"Women were expected to wear make-up and look presentable when meeting clients, but no such superficial obligations about hairstyles or facial hair were included for men," she says.
Finance executive Maggie Tan, 29, who dealt with a four-month bout of problematic skin this year, recalls being concerned about public judgment when she went bare-faced.
Ms Tan says of that period of unease: "Long term use of foundation had severely clogged my pores and I knew I had to avoid wearing make-up if I wanted my skin to get better. Initially, I was not used to going out without using foundation and would wear a cap when I was out.
"It was difficult because I had become used to seeing myself with an even skin tone in the mirror."
Still, despite the difficulty, it does seem that more Singaporean women are willing to take on the bare-face challenge.
Image: Host and entrepreneur Teh May Wan
For host and entrepreneur Teh May Wan, 35, frequently appearing sans make-up on Instagram is her way of setting an example for her two daughters, aged six and five.
The Norwegian-Chinese former model says: "People have seen my freckles on Instagram and left comments saying I have too much hyper pigmentation. But I just shrug off stuff like that. I was born like this and thankfully grew up with a confident mother who encouraged me to love my skin. I want my girls to know that make-up should not define them."
Home-grown actresses such as Fann Wong, Joanne Peh and Felicia Chin have also been doing their part to advocate sparing make-up.
Chin, 31, who has many a make-up-free selfie on Instagram and gamely went on the cover of 8 Days magazine in 2011 sans make-up, says: "I feel like, in my own small way, I give rise to such societal standards due to my line of work. But as much as I don't want to look tired on camera, I try and strike a balance when I go out, so I can put forth the most honest representation of myself whenever I can."

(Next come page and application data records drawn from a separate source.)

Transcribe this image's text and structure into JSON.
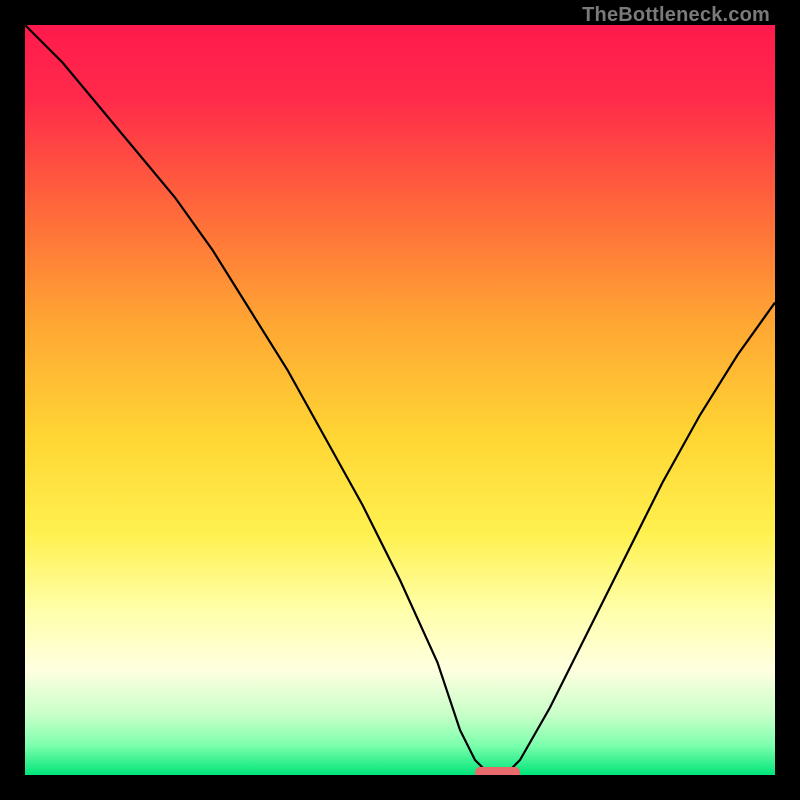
{
  "watermark": "TheBottleneck.com",
  "chart_data": {
    "type": "line",
    "title": "",
    "xlabel": "",
    "ylabel": "",
    "xlim": [
      0,
      100
    ],
    "ylim": [
      0,
      100
    ],
    "grid": false,
    "background_gradient": {
      "stops": [
        {
          "pos": 0.0,
          "color": "#ff1a4d"
        },
        {
          "pos": 0.1,
          "color": "#ff2b4a"
        },
        {
          "pos": 0.25,
          "color": "#ff6a3a"
        },
        {
          "pos": 0.4,
          "color": "#ffa733"
        },
        {
          "pos": 0.55,
          "color": "#ffd633"
        },
        {
          "pos": 0.68,
          "color": "#fff150"
        },
        {
          "pos": 0.78,
          "color": "#ffffaa"
        },
        {
          "pos": 0.86,
          "color": "#ffffe0"
        },
        {
          "pos": 0.92,
          "color": "#c8ffc8"
        },
        {
          "pos": 0.96,
          "color": "#7dffad"
        },
        {
          "pos": 1.0,
          "color": "#00e57a"
        }
      ]
    },
    "series": [
      {
        "name": "bottleneck-curve",
        "color": "#000000",
        "x": [
          0,
          5,
          10,
          15,
          20,
          25,
          30,
          35,
          40,
          45,
          50,
          55,
          58,
          60,
          62,
          64,
          66,
          70,
          75,
          80,
          85,
          90,
          95,
          100
        ],
        "y": [
          100,
          95,
          89,
          83,
          77,
          70,
          62,
          54,
          45,
          36,
          26,
          15,
          6,
          2,
          0,
          0,
          2,
          9,
          19,
          29,
          39,
          48,
          56,
          63
        ]
      }
    ],
    "marker": {
      "name": "optimum-marker",
      "x": 63,
      "y": 0,
      "width": 6,
      "color": "#e96a6a",
      "shape": "pill"
    }
  }
}
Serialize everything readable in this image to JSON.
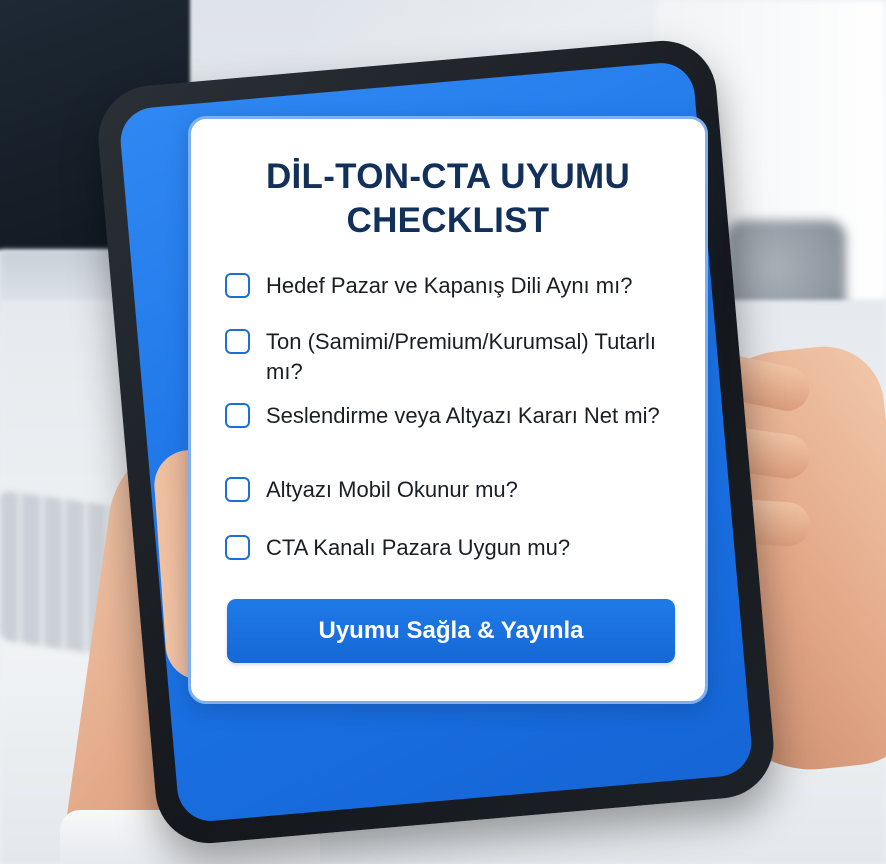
{
  "card": {
    "title": "DİL-TON-CTA UYUMU CHECKLIST",
    "accent_color": "#1c6fd8",
    "title_color": "#12305a"
  },
  "checklist": {
    "items": [
      {
        "label": "Hedef Pazar ve Kapanış Dili Aynı mı?",
        "checked": false
      },
      {
        "label": "Ton (Samimi/Premium/Kurumsal) Tutarlı mı?",
        "checked": false
      },
      {
        "label": "Seslendirme veya Altyazı Kararı Net mi?",
        "checked": false
      },
      {
        "label": "Altyazı Mobil Okunur mu?",
        "checked": false
      },
      {
        "label": "CTA Kanalı Pazara Uygun mu?",
        "checked": false
      }
    ]
  },
  "cta_button": {
    "label": "Uyumu Sağla & Yayınla",
    "color": "#1f7ae8"
  }
}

Image: Actress Joanne Peh
Peh, 33, who wrote a column in Chinese daily Lianhe Zaobao last month on her decision to wear less make-up, admits that turning down magazines and clients who force heavy make-up looks on her might have made her an unpopular choice to work with.
"It is the cost of speaking my mind", she says.
The new mother admits she has no qualms about rocking a more natural look. "People say I look sick and pale because they are so used to seeing me with heavy make-up. When they see me with a bare face, they cannot accept it.
"I don't understand this obsession with flawless beauty or why I need to hide behind a heavily painted face that doesn't flatter me."
Despite all the positive talk, going bare-faced is undoubtedly an uphill battle - one that involves slowly changing the mindsets and stereotypes that are associated with going make-up-free.
For Keys, who felt massive social pressure to wear make-up for years, the change happened only after a photographer took pictures of her after a gym session.
The photoshoot - which gave the world the first glimpse of the sprinkling of freckles across Keys' nose and cheeks - turned out to be, in Keys' words, the "strongest, most empowered, most free and most honestly beautiful" that she has felt.
A version of this story was originally published in The Straits Times on September 4, 2016. For more stories like this, head to www.straitstimes.com/lifestyle.